Bortezomib overcomes MGMT-related resistance of glioblastoma cell lines to temozolomide in a schedule-dependent manner

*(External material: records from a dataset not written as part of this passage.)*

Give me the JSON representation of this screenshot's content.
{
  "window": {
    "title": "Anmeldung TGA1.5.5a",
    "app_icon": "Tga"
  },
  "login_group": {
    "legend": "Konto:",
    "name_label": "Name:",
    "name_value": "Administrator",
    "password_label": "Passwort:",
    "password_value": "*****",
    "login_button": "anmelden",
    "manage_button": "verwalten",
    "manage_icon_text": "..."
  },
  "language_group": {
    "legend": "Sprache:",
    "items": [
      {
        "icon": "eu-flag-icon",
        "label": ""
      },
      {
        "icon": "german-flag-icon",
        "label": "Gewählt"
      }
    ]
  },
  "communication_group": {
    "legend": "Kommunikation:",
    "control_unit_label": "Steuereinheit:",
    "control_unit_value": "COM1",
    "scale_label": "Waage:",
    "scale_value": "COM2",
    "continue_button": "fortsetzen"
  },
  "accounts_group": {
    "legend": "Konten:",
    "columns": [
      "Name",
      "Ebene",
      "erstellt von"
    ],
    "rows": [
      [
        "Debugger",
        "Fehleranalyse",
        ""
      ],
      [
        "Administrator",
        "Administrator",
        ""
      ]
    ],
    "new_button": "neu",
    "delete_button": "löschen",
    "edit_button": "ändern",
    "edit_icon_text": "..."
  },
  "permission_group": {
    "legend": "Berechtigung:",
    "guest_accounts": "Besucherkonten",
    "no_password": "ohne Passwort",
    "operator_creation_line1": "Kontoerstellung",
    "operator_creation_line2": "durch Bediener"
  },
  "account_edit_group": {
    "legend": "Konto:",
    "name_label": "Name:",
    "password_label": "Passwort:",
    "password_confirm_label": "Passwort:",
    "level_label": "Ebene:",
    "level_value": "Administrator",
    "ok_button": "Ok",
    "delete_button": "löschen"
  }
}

Development of drug resistance after standard chemotherapy for glioblastoma multiforme (GBM) with temozolomide (TMZ) is associated with poor prognosis of GBM patients and is at least partially mediated by a direct DNA repair pathway involving O6-methylguanine methyltransferase (MGMT). This enzyme is under post-translational control by a multisubunit proteolytic cellular machinery, the 26S proteasome. Inhibition of the proteasome by bortezomib (BZ), a boronic acid dipeptide already in clinical use for the treatment of myeloma, has been demonstrated to induce growth arrest and apoptosis in GBM cells. In this study we investigated the effect of sequential treatment with BZ and TMZ on cell proliferation-viability and apoptosis of the human T98G and U87 GBM cell lines. We also tested for an effect of treatment on MGMT expression and important upstream regulators of the latter, including nuclear factor kappa B (NF kappa B), p44/42 mitogen-activated protein kinase (MAPK), p53, signal transducer and activator of transcription 3 (STAT3) and hypoxia-inducible factor 1 alpha (HIF-1 alpha). The sequence of drug administration for maximal cytotoxicity favored BZ prior to TMZ in T98G cells while the opposite was the case for U87 cells. Maximal efficacy was associated with downregulation of MGMT, reduced I kappa B alpha-mediated proteasome-dependent nuclear accumulation of NF kappa B, attenuation of p44/42 MAPK, AKT and STAT3 activation, and stabilization of p53 and inactive HIF-1 alpha. Collectively, these results suggest that proteasome inhibition by BZ overcomes MGMT-mediated GBM chemoresistance, with scheduling of administration being critical for obtaining the maximal tumoricidal effect of combination with TMZ.